37. A medical nurse has admitted four patients over the course of a
12-hour shift. For which patient would assessment of ankle-brachial
index (ABI) be most clearly warranted?
A) A patient who has peripheral edema secondary to chronic heart failure
B) An older adult patient who has a diagnosis of unstable angina
C) A patient with poorly controlled type 1 diabetes who is a smoker
D) A patient who has community-acquired pneumonia and a history of COPD
Nurses should perform a baseline ABI on any patient with decreased pulses or any patient 50 years of age or older with a history of diabetes or smoking.
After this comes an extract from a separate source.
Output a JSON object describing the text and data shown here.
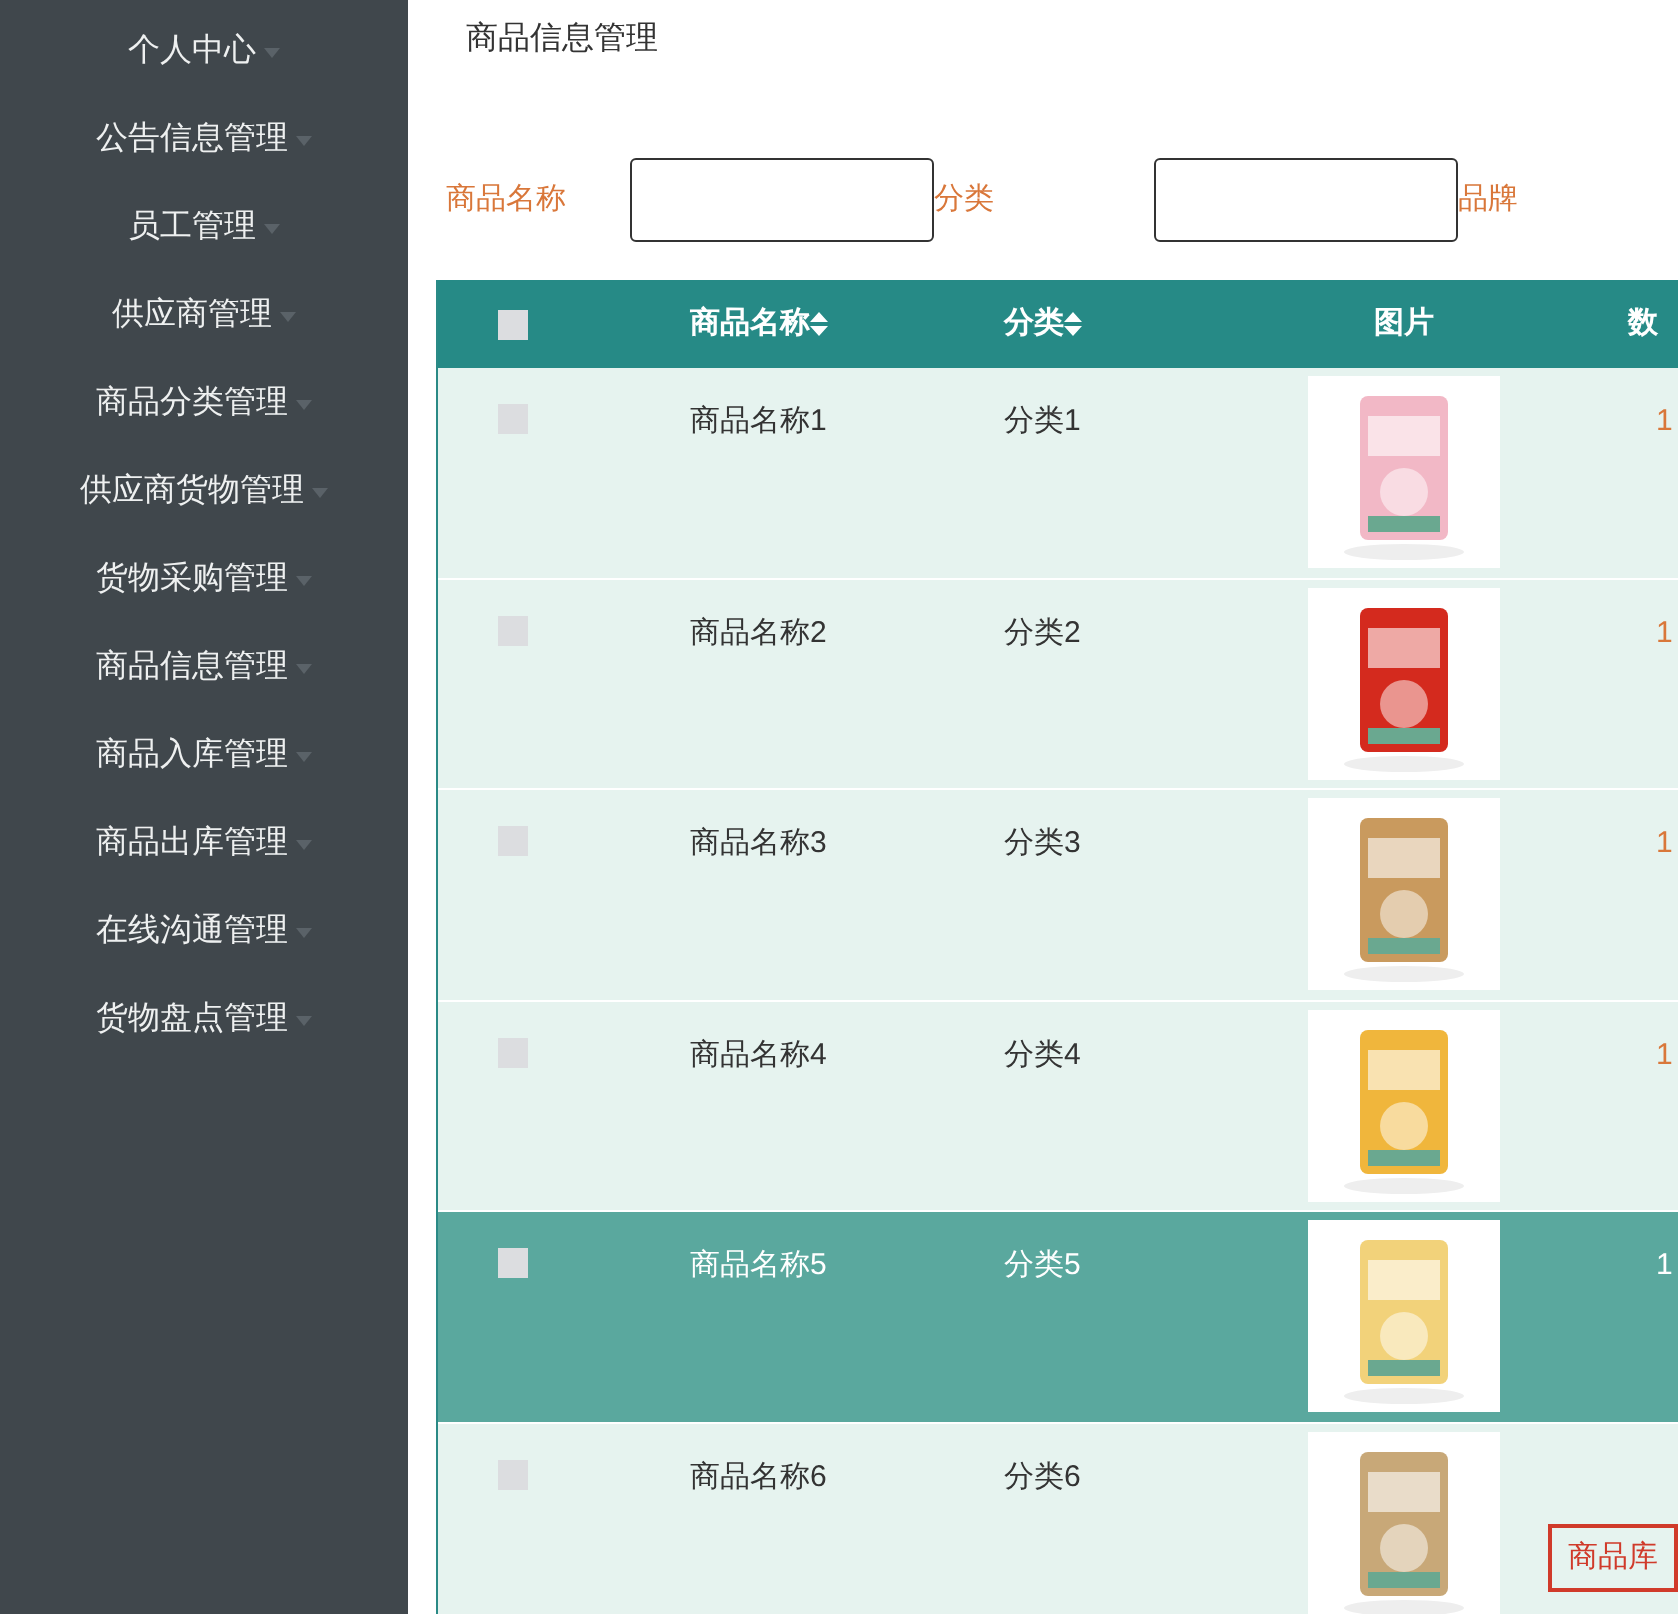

The other answers do not apply.
38. An older adult patient has been treated for a venous ulcer and a
plan is in place to prevent the occurrence of future ulcers. What
should the nurse include in this plan?
A) Use of supplementary oxygen to aid tissue oxygenation
B) Daily use of normal saline compresses on the lower limbs
C) Daily administration of prophylactic antibiotics
D) A high-protein diet that is rich in vitamins
A diet that is high in protein, vitamins C and A, iron, and zinc is encouraged to promote healing and prevent future ulcers. Prophylactic antibiotics and saline compresses are not used to prevent ulcers. Oxygen supplementation does not prevent ulcer formation.
39. A 79-year-old man is admitted to the medical unit with digital
gangrene. The man states that his problems first began when he stubbed
his toe going to the bathroom in the dark. In addition to this trauma,
the nurse should suspect that the patient has a history of what health
A) Raynaud’s phenomenon
C) Arterial insufficiency
D) Varicose veins
Arterial insufficiency may result in gangrene of the toe (digital gangrene), which usually is caused by trauma. The toe is stubbed and then turns black. Raynaud’s, CAD and varicose veins are not the usual causes of digital gangrene in the elderly.
40. When assessing venous disease in a patient’s lower extremities,
the nurse knows that what test will most likely be ordered?
A) Duplex ultrasonography
C) Positron emission tomography (PET)
Duplex ultrasound may be used to determine the level and extent of venous disease as well as its chronicity. Radiographs (x-rays), PET scanning, and echocardiography are never used for this purpose as they do not allow visualization of blood flow.